Tecomaria capensis

Botanical Name: Tecomaria  capensis (Thunb.) Spach

Synonym:                       Tecoma capensis (Thunb) Lindley

Common Name:          Cape Honeysuckle

Plant Family:                Bignoniaceae

Origin:                             Southern Africa

References:                   Joffe p.210, Coates Palgrave p.1007, Venter p.58. S.A. No. 673.1, Zimb. No. -.

Description:  A straggly many stemmed semi woody evergreen shrub which climbs all over itself, spreading by using its side branches which take root expanding the colony. A plant of evergreen forest and streams. There are many different color variants (pale pink salon, dark fiery red), which have a more compact and less straggly growth. The most common orange variant is fast growing about 1m per annum and flowers most of the year if watered. The T. lutea is more compact and bears lemon yellow flowers.

Features of Particular Interest:  Bright orange, yellow or salmon pink tubular and asymmetrical flowers. It flowers nearly all the year but mostly spring and summer, but ours has flowered all through the winter. It has glossy leaves.

Height and Spread:  3m x 5m.

Periods of Interest:

Leaf:  All year round.

Flowering:  All year round.

Fruiting:  October to March.

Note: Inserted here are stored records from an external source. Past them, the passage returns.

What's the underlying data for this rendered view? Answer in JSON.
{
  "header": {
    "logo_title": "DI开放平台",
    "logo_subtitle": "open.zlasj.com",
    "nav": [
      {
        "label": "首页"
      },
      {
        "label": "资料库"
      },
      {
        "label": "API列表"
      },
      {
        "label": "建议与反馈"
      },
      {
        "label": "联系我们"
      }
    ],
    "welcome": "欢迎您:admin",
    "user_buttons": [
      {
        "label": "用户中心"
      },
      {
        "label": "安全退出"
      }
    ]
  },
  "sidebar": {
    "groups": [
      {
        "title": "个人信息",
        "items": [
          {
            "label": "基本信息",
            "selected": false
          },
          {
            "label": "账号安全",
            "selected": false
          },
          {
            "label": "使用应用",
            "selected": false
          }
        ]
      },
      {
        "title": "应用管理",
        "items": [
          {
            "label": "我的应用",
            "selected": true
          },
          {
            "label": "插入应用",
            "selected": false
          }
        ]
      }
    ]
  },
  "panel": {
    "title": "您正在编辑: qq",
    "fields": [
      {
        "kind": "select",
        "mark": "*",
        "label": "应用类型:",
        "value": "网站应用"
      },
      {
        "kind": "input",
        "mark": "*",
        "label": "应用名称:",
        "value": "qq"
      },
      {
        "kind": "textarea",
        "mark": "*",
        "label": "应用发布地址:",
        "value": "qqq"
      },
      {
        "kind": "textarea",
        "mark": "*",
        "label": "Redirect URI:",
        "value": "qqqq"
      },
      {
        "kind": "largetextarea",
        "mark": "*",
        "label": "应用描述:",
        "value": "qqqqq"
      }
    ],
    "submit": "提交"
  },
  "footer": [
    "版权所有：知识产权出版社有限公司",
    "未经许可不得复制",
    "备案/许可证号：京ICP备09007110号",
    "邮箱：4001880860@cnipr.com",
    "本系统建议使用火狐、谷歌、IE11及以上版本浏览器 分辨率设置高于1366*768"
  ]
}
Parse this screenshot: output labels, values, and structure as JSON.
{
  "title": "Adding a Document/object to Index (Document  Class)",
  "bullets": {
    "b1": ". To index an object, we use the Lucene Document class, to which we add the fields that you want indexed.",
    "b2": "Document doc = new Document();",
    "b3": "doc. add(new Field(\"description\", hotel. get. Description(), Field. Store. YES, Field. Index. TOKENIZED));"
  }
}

Soil and Moisture:  Requires some water for full impact. It should be planted in the full sun, and is hardy but may become deciduous in harsh conditions.

Aspect:  Prefers open, sunny sites.

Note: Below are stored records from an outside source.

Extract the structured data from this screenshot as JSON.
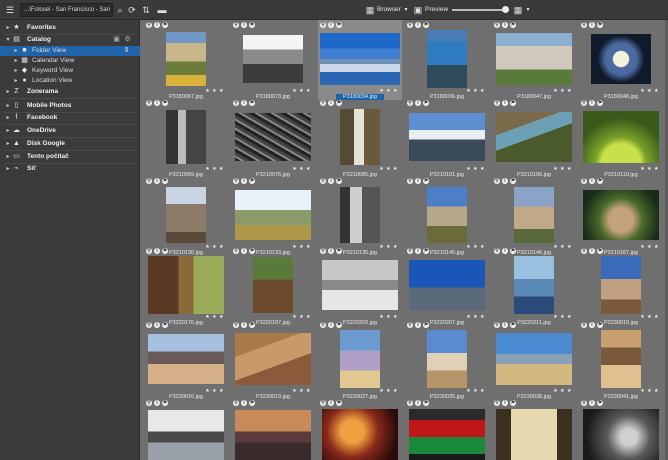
{
  "toolbar": {
    "path": "...\\Fotosel - San Francisco - San Kup",
    "browser_label": "Browser",
    "preview_label": "Preview"
  },
  "sidebar": {
    "items": [
      {
        "label": "Favorites",
        "icon": "star-icon",
        "level": 0,
        "expanded": false
      },
      {
        "label": "Catalog",
        "icon": "catalog-icon",
        "level": 0,
        "expanded": true
      },
      {
        "label": "Folder View",
        "icon": "folder-icon",
        "level": 1,
        "selected": true
      },
      {
        "label": "Calendar View",
        "icon": "calendar-icon",
        "level": 1
      },
      {
        "label": "Keyword View",
        "icon": "keyword-icon",
        "level": 1
      },
      {
        "label": "Location View",
        "icon": "location-icon",
        "level": 1
      },
      {
        "label": "Zonerama",
        "icon": "zonerama-icon",
        "level": 0
      },
      {
        "label": "Mobile Photos",
        "icon": "phone-icon",
        "level": 0
      },
      {
        "label": "Facebook",
        "icon": "facebook-icon",
        "level": 0
      },
      {
        "label": "OneDrive",
        "icon": "cloud-icon",
        "level": 0
      },
      {
        "label": "Disk Google",
        "icon": "drive-icon",
        "level": 0
      },
      {
        "label": "Tento počítač",
        "icon": "computer-icon",
        "level": 0
      },
      {
        "label": "Síť",
        "icon": "network-icon",
        "level": 0
      }
    ]
  },
  "photos": [
    {
      "name": "P3180067.jpg"
    },
    {
      "name": "P3180073.jpg"
    },
    {
      "name": "P3180034.jpg",
      "selected": true
    },
    {
      "name": "P3180036.jpg"
    },
    {
      "name": "P3180047.jpg"
    },
    {
      "name": "P3180048.jpg"
    },
    {
      "name": "P3210069.jpg"
    },
    {
      "name": "P3210076.jpg"
    },
    {
      "name": "P3210085.jpg"
    },
    {
      "name": "P3210101.jpg"
    },
    {
      "name": "P3210106.jpg"
    },
    {
      "name": "P3210110.jpg"
    },
    {
      "name": "P3210130.jpg"
    },
    {
      "name": "P3210133.jpg"
    },
    {
      "name": "P3210135.jpg"
    },
    {
      "name": "P3210140.jpg"
    },
    {
      "name": "P3210146.jpg"
    },
    {
      "name": "P3210167.jpg"
    },
    {
      "name": "P3220176.jpg"
    },
    {
      "name": "P3220187.jpg"
    },
    {
      "name": "P3220203.jpg"
    },
    {
      "name": "P3220207.jpg"
    },
    {
      "name": "P3220211.jpg"
    },
    {
      "name": "P3230010.jpg"
    },
    {
      "name": "P3230016.jpg"
    },
    {
      "name": "P3230019.jpg"
    },
    {
      "name": "P3230027.jpg"
    },
    {
      "name": "P3230035.jpg"
    },
    {
      "name": "P3230038.jpg"
    },
    {
      "name": "P3230041.jpg"
    },
    {
      "name": ""
    },
    {
      "name": ""
    },
    {
      "name": ""
    },
    {
      "name": ""
    },
    {
      "name": ""
    },
    {
      "name": ""
    }
  ],
  "colors": {
    "accent": "#1f63a8",
    "sidebar_bg": "#3b3b3b",
    "grid_bg": "#6f6f6f"
  }
}
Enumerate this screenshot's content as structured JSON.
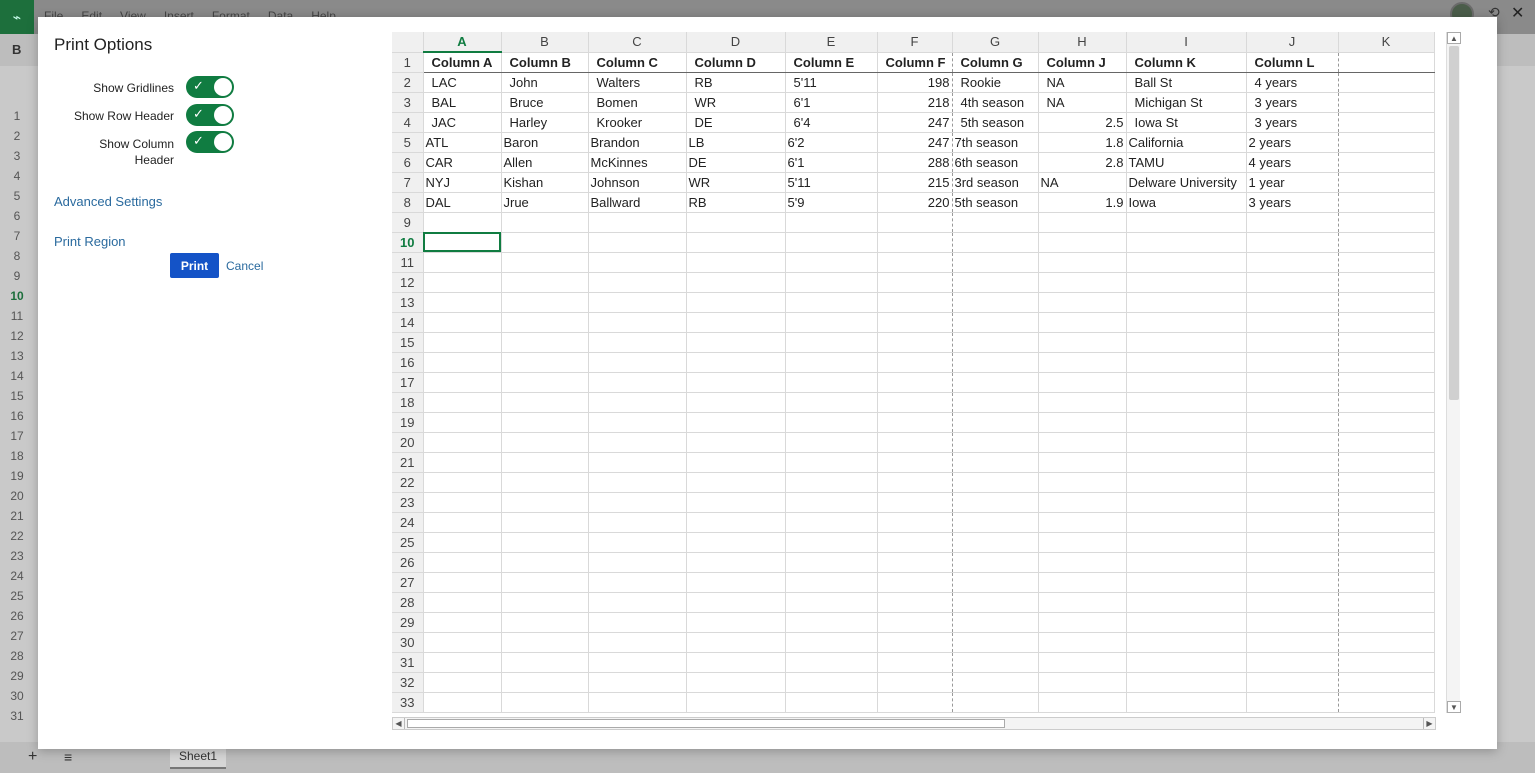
{
  "background": {
    "menus": [
      "File",
      "Edit",
      "View",
      "Insert",
      "Format",
      "Data",
      "Help"
    ],
    "toolbar_bold": "B",
    "row_numbers": [
      "1",
      "2",
      "3",
      "4",
      "5",
      "6",
      "7",
      "8",
      "9",
      "10",
      "11",
      "12",
      "13",
      "14",
      "15",
      "16",
      "17",
      "18",
      "19",
      "20",
      "21",
      "22",
      "23",
      "24",
      "25",
      "26",
      "27",
      "28",
      "29",
      "30",
      "31"
    ],
    "active_row": "10",
    "sheet_tab": "Sheet1",
    "add_sheet_icon": "plus-icon",
    "sheets_menu_icon": "menu-icon"
  },
  "modal": {
    "title": "Print Options",
    "options": [
      {
        "label": "Show Gridlines",
        "on": true
      },
      {
        "label": "Show Row Header",
        "on": true
      },
      {
        "label": "Show Column Header",
        "on": true
      }
    ],
    "advanced_settings": "Advanced Settings",
    "print_region": "Print Region",
    "print_button": "Print",
    "cancel_button": "Cancel"
  },
  "preview": {
    "columns": [
      "A",
      "B",
      "C",
      "D",
      "E",
      "F",
      "G",
      "H",
      "I",
      "J",
      "K"
    ],
    "active_column": "A",
    "active_row": "10",
    "header_row": [
      "Column A",
      "Column B",
      "Column C",
      "Column D",
      "Column E",
      "Column F",
      "Column G",
      "Column J",
      "Column K",
      "Column L",
      ""
    ],
    "rows": [
      [
        "LAC",
        "John",
        "Walters",
        "RB",
        "5'11",
        "198",
        "Rookie",
        "NA",
        "Ball St",
        "4 years",
        ""
      ],
      [
        "BAL",
        "Bruce",
        "Bomen",
        "WR",
        "6'1",
        "218",
        "4th season",
        "NA",
        "Michigan St",
        "3 years",
        ""
      ],
      [
        "JAC",
        "Harley",
        "Krooker",
        "DE",
        "6'4",
        "247",
        "5th season",
        "2.5",
        "Iowa St",
        "3 years",
        ""
      ],
      [
        "ATL",
        "Baron",
        "Brandon",
        "LB",
        "6'2",
        "247",
        "7th season",
        "1.8",
        "California",
        "2 years",
        ""
      ],
      [
        "CAR",
        "Allen",
        "McKinnes",
        "DE",
        "6'1",
        "288",
        "6th season",
        "2.8",
        "TAMU",
        "4 years",
        ""
      ],
      [
        "NYJ",
        "Kishan",
        "Johnson",
        "WR",
        "5'11",
        "215",
        "3rd season",
        "NA",
        "Delware University",
        "1 year",
        ""
      ],
      [
        "DAL",
        "Jrue",
        "Ballward",
        "RB",
        "5'9",
        "220",
        "5th season",
        "1.9",
        "Iowa",
        "3 years",
        ""
      ]
    ],
    "row_numbers": [
      "1",
      "2",
      "3",
      "4",
      "5",
      "6",
      "7",
      "8",
      "9",
      "10",
      "11",
      "12",
      "13",
      "14",
      "15",
      "16",
      "17",
      "18",
      "19",
      "20",
      "21",
      "22",
      "23",
      "24",
      "25",
      "26",
      "27",
      "28",
      "29",
      "30",
      "31",
      "32",
      "33"
    ]
  }
}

Hardiness:  Fairly hardy but prefers damp conditions.

Maintenance and Pruning:  Must be pruned several times a year and cut right back every two years when older. Pruning stimulates flowering.

Propagation:  Easily from seed easily or hard wood cutting in the spring.

Problems and Drawbacks:  It can become untidy if not clipped.

Use and Associated Planting:  T. capensis is a very ornamental plant. It is excellent for hedging if kept cut, and screening on boundaries.  Also for stabilizing steep banks, the sprawling T. capensis is attractive and effective (e.g. on edge of roads). Useful in the shrubbery and as a background plant. Does not have an aggressive root system.

Notes: Attracts sunbirds, the darker the red of the flowers the more sun bids it attracts.